[Records to process Boundary: Start]
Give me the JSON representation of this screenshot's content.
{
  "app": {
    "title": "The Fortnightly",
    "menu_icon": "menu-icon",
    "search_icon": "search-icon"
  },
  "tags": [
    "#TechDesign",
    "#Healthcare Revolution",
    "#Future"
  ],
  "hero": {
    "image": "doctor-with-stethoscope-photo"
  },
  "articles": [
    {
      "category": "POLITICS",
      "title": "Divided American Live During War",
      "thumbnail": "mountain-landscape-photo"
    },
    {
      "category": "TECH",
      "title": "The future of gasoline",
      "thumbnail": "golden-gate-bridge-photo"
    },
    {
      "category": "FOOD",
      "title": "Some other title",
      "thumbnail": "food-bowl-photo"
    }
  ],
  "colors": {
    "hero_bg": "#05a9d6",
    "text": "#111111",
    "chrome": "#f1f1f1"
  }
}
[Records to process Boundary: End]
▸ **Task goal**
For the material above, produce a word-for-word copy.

▸ **Answer for the task**
Give me the JSON representation of this screenshot's content.
{
  "app": {
    "title": "The Fortnightly",
    "menu_icon": "menu-icon",
    "search_icon": "search-icon"
  },
  "tags": [
    "#TechDesign",
    "#Healthcare Revolution",
    "#Future"
  ],
  "hero": {
    "image": "doctor-with-stethoscope-photo"
  },
  "articles": [
    {
      "category": "POLITICS",
      "title": "Divided American Live During War",
      "thumbnail": "mountain-landscape-photo"
    },
    {
      "category": "TECH",
      "title": "The future of gasoline",
      "thumbnail": "golden-gate-bridge-photo"
    },
    {
      "category": "FOOD",
      "title": "Some other title",
      "thumbnail": "food-bowl-photo"
    }
  ],
  "colors": {
    "hero_bg": "#05a9d6",
    "text": "#111111",
    "chrome": "#f1f1f1"
  }
}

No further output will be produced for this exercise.